Co-infection with human immunodeficiency virus (HIV) and hepatitis B virus (HBV) poses a treatment challenge. In Western Europe and the United States, chronic HBV infection has been found in 6% of HIV-positive patients and this co-infection is well known to be associated with increased liver-related morbidity and mortality. However, factors associated with HBV surface antigen (HbsAg) loss in HIV and HBV co-infected patients remain unclear.
A research article to be published on March 7, 2010 in the World Journal of Gastroenterology addresses this question. The research team from St.Luke's-Roosevelt Hospital Center, New York City, USA performed a retrospective chart review of 5681 patients followed up at St.Luke's-Roosevelt Hospital HIV clinic (the Center for Comprehensive Care) in New York City from Jan 1999 to May 2007. HIV and HBV co-infection was defined as positive HIV infection and HBsAg serology. The authors compared patients with HBsAg loss to the rest of the cohort at baseline and at time of loss of HBsAg. Clinical and laboratory parameters including baseline and follow-up HIV viral loads, CD4 cell counts, alanine aminotransferase (ALT) levels, HCV co-infection, demographics, and duration of anti-HBV therapy were analyzed to determine factors associated with loss of HBsAg.
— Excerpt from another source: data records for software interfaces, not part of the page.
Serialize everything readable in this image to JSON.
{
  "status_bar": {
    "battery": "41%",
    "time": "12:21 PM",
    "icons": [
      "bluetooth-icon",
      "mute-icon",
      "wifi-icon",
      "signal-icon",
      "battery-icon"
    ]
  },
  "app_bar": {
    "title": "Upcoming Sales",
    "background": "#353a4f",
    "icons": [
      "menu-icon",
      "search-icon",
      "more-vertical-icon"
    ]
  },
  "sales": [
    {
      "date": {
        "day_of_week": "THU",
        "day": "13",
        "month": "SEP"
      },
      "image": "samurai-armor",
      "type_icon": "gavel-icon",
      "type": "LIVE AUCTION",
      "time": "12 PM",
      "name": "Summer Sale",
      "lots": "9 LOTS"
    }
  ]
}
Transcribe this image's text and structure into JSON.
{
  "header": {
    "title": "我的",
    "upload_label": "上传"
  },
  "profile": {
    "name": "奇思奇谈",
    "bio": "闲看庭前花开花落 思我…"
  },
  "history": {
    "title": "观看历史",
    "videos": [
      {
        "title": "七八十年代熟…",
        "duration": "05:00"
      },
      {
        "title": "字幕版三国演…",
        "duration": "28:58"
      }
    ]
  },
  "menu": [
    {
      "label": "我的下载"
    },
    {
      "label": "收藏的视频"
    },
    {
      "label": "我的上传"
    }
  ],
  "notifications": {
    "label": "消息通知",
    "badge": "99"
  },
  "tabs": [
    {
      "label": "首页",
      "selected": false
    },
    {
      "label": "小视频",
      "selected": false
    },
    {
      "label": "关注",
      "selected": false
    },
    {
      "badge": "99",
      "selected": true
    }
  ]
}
Of the 5681 HIV infected patients in the cohort, 355 patients were HIV and HBV co-infected and were evaluated. Of these, 226 patients with more than 12 mo follow-up were included in the further analysis to better estimate factors associated with loss of HBsAg in the long-term follow-up. The patients were observed for a mean duration of 45.6 mo (range, 20.8.1 mo). During the follow-up period, 21 patients lost HBsAg.
In the univariate analysis, baseline CD4 cell count was associated with loss of HBsAg (P = 0.052). Other factors, including baseline ALT, presence of hepatitis C virus co-infection, baseline HIV viral load, HIV viral load at end of follow-up, CD4 cell count at end of follow-up, CD4 cell count gain, and treatment with dually active antiretrovirals were not related to loss of HBsAg .
Cox regression analysis revealed that baseline CD4 cell count > 500 cells/mm3 was associated with loss of HBsAg.
The study showed an interesting association of HBsAg loss in HIV-HBV co-infected patients with higher CD4 cell count, suggesting that T-cell cytolytic activity against HBV may still be effective in clearing HBV infection.
Source: World Journal of Gastroenterology